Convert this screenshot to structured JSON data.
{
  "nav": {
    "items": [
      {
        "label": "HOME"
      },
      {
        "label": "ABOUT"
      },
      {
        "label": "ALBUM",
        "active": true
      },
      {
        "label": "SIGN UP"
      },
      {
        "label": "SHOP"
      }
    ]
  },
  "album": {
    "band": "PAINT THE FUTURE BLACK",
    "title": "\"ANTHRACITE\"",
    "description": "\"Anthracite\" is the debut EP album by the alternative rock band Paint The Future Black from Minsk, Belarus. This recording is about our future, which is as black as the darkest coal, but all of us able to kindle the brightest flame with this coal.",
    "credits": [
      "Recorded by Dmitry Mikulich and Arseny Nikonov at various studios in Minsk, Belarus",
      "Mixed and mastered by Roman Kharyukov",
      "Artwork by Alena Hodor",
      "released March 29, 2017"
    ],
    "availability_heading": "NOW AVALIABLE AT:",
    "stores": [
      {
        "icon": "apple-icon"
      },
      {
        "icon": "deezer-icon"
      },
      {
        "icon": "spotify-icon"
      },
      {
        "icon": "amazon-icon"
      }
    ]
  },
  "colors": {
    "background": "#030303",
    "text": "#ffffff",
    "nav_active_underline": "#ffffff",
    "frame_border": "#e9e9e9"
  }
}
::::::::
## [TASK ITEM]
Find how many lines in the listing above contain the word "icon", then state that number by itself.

## [REPLY TO THE EXERCISE]
4